Chocolate, particularly in beverage form, was a revered food among Mesoamericans—namely the Olmec, Maya, and Aztec peoples—and permeated many of their customs and beliefs. Additionally, a number of artifacts have furnished illustrations in which celestial beings were often depicted exchanging cacao beans among themselves, which further alludes to cacao’s role as a sacred commodity. For Mesoamerican mortals, cacao held a prominent role in sacred rituals associated with various stages of life that spanned the continuum from cradle to grave. However, while cacao beans and the beverages made from cacao liquor were most certainly prized, it was the foam that topped those beverages that was “considered the most desirable part of the drink by the Aztec and almost certainly by the Classic Maya” (Coe & Coe, 2013), which begs the question: why was this edible foam so revered?
Surviving codices indicate that both the Maya and Aztec treated cacao beverages reverently, “whether as the frothed kakaw beverage of the Maya or the foaming cacahuatl drink of the Aztecs” (Dreiss & Greenhill 2008). The famous Classic period vessel known as the Princeton Vase depicts a supernatural palace scene in which a woman is reverently pouring a chocolate beverage from one vessel to another supposedly to generate the revered foam.

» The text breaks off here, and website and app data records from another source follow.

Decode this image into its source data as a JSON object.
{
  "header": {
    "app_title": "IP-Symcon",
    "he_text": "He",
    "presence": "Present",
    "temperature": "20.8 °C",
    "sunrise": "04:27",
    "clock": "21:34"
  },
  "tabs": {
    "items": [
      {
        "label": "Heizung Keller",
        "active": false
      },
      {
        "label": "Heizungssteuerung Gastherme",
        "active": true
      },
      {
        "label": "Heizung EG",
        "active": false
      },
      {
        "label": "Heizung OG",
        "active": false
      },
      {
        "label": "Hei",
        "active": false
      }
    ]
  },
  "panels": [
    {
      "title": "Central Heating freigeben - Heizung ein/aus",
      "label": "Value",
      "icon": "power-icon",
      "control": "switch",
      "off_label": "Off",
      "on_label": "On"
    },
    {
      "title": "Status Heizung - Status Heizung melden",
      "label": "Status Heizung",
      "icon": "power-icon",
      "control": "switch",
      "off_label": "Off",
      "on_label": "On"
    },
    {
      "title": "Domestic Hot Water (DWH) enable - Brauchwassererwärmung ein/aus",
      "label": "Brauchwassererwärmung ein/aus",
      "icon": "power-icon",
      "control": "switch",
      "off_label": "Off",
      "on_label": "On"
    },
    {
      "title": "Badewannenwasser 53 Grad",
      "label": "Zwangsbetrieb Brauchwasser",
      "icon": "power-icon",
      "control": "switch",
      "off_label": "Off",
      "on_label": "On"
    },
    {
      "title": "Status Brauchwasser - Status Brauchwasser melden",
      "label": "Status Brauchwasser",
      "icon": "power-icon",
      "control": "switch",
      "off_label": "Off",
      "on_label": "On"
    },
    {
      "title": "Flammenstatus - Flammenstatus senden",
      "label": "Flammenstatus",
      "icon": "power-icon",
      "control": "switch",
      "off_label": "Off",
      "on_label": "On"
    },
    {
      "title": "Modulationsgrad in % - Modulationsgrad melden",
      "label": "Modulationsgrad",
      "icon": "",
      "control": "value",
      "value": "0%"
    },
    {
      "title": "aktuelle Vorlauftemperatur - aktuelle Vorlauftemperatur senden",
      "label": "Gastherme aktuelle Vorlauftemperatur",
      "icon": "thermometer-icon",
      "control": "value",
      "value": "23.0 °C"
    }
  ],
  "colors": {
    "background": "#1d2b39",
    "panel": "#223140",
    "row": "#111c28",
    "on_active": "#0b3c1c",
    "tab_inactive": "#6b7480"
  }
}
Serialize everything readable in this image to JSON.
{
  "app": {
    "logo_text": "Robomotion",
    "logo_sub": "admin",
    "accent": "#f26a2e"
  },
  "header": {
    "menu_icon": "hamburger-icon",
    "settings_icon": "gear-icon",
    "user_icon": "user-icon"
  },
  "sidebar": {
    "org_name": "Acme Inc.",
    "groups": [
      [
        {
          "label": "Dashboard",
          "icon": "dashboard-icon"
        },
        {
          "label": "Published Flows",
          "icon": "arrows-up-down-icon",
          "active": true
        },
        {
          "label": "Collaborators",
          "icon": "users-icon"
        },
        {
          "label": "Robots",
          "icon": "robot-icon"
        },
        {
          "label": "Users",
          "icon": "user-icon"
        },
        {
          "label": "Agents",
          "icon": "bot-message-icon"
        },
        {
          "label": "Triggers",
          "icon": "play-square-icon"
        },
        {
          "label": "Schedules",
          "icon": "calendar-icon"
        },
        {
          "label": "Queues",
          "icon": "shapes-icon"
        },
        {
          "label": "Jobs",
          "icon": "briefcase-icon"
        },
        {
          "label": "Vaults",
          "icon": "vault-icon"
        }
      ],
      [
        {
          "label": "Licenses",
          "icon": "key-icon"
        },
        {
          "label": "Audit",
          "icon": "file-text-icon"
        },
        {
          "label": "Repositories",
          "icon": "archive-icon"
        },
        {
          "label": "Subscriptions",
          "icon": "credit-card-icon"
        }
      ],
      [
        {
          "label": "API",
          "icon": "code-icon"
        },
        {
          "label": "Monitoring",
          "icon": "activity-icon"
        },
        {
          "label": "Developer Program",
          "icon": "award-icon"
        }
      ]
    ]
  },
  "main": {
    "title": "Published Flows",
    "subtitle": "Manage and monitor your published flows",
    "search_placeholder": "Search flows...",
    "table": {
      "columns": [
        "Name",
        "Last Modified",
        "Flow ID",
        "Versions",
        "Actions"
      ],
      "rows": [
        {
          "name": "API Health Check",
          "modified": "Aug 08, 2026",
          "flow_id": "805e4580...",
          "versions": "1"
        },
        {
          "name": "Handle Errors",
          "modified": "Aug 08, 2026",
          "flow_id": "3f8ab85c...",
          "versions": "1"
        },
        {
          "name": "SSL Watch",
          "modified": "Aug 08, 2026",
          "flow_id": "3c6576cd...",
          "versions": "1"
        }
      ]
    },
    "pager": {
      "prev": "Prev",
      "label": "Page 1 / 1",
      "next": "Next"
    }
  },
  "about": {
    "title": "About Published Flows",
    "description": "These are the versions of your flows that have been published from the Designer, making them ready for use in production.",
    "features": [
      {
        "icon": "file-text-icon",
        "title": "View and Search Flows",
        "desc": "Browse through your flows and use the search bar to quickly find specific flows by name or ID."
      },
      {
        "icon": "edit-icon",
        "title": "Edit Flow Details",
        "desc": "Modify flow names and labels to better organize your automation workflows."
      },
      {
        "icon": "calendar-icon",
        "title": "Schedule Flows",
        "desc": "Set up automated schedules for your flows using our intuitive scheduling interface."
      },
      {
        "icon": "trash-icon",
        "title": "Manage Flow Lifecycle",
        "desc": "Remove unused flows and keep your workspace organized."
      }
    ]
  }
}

More importantly, god L sits nearby on his dais. This illustration suggests that the gods, too, placed a premium on their foamy beverages.
In another surviving relic, the Mexican Tudela Codex, there are scenes in which Aztec women are depicted standing stoically pouring cacao beverages from one vessel to another to “raise” foam. This method was both labor and time intensive but yet still, Mesoamericans executed this painstaking task with reverence and intense focus; clearly a task that was taken seriously.
By the post-Conquest period, an alternative to the labor-intensive method of “raising” chocolate foam was provided by Spanish colonists who introduced the molinillo, “an elongated paddle with movable rings . . . introduced to create foam with an easy twirl.” In some areas foaming agents such as flor de cacao and suqir were added to chocolate beverages to create a more robust foam (Dreiss & Greenhill 2008). Fast-forward to today, millennia later, and the Lacandon Maya, who reside in eastern Chiapas, are keeping this time-honored tradition alive. In their preparation, they spoon off the foam from the chocolate beverage and serve it on top of a gruel made from maize—“to them . . . cacao foam is the most desirable part” (Coe & Coe, 2013).
It stands to reason, therefore, that raising a strong “head” on cacao beverages had symbolic value that was so strong this practice remains alive today in areas where descendants of Mesoamericans reside. An explanation for this intriguing practice was provided by Dreiss and Greenhill (2008):
“The most essential and sacred part of the ritual cacao drink was the foam on top. Indeed, the ancient Zapotecs believed that the vital force of the wind god, Pee, [pronounced be] was present in everything, even in the animated foam of chocolate. Contemporary folklore still holds that chocolate is for the body, but the foam is for the soul.”
Other scholarly works describe the force pe as synonymous with breath or spirit; “a vital force that made all living things move” (Marcus 1978). This concept helps to better interpret the enormous effort that Mesoamericans exerted to produce the highly revered cacao foam and froth, and their rationale behind creating as robust a foam as possible. Cacao foam might have been symbolic of vitality and life!
Coe, S. D. and Coe, M. D. (2013) The True History of Chocolate. Thames & Hudson.
Dreiss, M. L. and Greenhill, S. E. (2008). Chocolate: Pathway to the Gods. University of Arizona Tuscon Press.
Presilla, M. E. (2001). The New Taste of Chocolate: A Cultural and Natural History of Cacao with Recipes. Berkeley: Ten Speed Press.
Marcus, Joyce. “Archaeology and Religion: A Comparison of the Zapotec and Maya”. World Archaeology 10.2 (1978): 172–191.